- [YOUR INSTRUCTIONS] Only the lines holding the word "comments" are wanted; copy each of them from the listing.

_ _ _

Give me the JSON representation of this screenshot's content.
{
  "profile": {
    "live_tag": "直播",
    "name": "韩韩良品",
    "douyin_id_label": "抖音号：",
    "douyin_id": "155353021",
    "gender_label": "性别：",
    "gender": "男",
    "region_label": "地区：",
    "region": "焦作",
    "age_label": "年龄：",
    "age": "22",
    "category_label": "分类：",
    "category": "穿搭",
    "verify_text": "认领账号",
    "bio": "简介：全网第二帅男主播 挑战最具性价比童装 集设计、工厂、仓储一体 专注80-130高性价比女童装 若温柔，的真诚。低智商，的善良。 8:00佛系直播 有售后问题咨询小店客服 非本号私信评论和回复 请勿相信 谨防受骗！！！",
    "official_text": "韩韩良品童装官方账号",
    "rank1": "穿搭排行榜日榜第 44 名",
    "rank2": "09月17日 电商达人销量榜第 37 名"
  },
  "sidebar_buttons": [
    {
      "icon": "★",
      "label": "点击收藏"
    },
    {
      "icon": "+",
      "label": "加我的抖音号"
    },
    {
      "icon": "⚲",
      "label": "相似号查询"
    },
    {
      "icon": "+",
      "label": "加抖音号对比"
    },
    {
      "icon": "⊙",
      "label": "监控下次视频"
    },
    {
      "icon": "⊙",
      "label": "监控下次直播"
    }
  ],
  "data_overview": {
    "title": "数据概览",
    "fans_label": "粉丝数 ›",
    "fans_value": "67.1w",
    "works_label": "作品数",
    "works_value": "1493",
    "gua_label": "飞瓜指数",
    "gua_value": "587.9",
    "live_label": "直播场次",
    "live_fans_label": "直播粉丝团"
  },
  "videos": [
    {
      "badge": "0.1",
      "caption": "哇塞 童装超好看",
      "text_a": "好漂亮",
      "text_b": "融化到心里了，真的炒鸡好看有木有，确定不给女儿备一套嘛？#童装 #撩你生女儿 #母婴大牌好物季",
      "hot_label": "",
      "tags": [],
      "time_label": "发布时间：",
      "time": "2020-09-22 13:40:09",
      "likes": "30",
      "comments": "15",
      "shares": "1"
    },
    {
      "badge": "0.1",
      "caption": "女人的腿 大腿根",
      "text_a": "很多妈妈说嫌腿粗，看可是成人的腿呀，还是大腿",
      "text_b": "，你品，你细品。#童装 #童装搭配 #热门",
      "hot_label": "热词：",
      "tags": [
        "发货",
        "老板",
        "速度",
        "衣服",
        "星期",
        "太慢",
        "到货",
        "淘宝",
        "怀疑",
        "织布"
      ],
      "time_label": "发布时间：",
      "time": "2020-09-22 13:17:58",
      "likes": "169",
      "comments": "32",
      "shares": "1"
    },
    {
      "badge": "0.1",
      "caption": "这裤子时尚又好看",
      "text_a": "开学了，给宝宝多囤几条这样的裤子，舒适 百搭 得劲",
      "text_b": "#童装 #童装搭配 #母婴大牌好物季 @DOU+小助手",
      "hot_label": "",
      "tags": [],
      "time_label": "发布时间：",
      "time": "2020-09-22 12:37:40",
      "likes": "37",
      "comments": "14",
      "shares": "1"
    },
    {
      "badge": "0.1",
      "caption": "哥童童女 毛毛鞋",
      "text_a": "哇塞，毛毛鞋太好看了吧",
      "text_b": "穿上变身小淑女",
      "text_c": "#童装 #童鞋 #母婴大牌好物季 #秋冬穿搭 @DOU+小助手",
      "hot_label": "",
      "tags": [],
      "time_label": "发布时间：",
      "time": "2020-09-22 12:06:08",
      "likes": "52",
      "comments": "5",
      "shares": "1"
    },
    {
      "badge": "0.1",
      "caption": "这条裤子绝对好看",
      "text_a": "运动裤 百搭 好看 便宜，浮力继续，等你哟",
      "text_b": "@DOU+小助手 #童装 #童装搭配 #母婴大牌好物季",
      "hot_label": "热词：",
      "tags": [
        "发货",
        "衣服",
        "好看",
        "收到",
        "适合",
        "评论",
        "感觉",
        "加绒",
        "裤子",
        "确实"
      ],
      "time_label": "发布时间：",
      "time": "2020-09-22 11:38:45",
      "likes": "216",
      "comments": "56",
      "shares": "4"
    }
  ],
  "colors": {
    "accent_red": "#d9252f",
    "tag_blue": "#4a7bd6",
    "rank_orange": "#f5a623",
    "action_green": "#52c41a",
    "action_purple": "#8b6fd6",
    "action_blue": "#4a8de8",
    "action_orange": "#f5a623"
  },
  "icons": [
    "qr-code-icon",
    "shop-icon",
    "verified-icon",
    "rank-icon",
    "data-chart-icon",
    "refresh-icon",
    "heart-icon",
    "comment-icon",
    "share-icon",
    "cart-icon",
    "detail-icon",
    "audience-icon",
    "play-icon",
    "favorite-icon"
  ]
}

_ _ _

- [RESULT OF THE EXERCISE]
      "comments": "15",
      "comments": "32",
      "comments": "14",
      "comments": "5",
      "comments": "56",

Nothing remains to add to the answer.